On days where salty tears lick my cheeks,
or they hide just behind the cages of my eyelids,
I feel full, not hollow.
Preferable, perhaps, to the emptiness found
in staring blankly at life and seeing
the still run down like paint and the moving brake like cars
all around, helpless to stop it
as a mind crumbles into broken acceptance.
But a cup can only hold so much.
A *** can rumble angrily on the stove for only
so long before its contents spill out,
slipping and darkening down the sides
before dying away against the heat below.
Sure, we're contained, maybe like tea kettles. But
all of us have holes that whistle,
a call to what stirs inside, and I
am no different.
my small heart shivers and shakes,
petrified by even the idea of my own steam escaping.
It rattles at the threat of an exponential scream
of evaporated failures and aborted thought
wrapping itself around my tongue and teeth
before spilling out to float in the present air,
only to hang itself
like a fog over everyone's perceptions.
I guess that's the difference between us and tea kettles,
or cups or pots.
Water moves forever in its cycle,
falling down as rain, or snow, or sleet, or hail, or
rising up into the air to mesh with it seamlessly,
adapting beautifully to the pressures of its natural peers.
But water is not sentient. It does not remember its past,
does not consider its present or future.
Water speaks a language of unquestioned togetherness and
a blissful absence of mind.
Maybe our folly is memory.
Our puffs of commentary marinate on the brains of others,
and, maybe for the worse,
They float around in a haze of the brain,
eroding at our integrities,
some fogs never cycling out until we rattle
for the last time.
Unlike steam, unlike water, we ponder our past forms

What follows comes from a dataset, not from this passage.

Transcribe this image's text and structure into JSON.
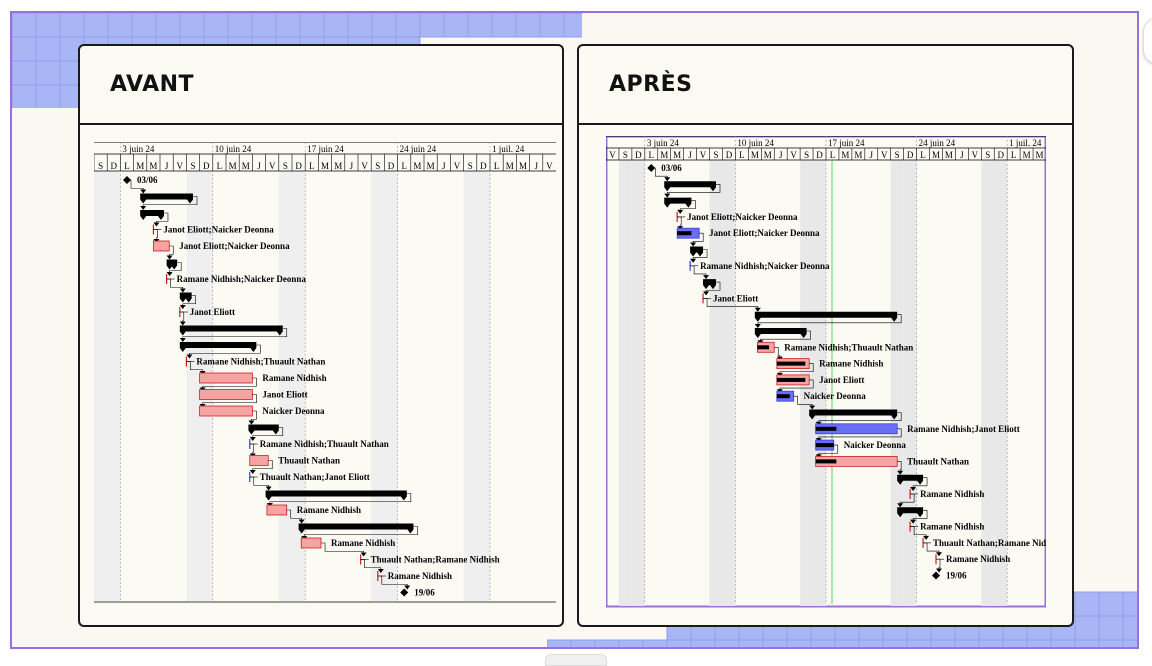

and our personal sins sometimes forever
until we sizzle against time's heat,
burning out at the mercy of nature
and our own kettled minds.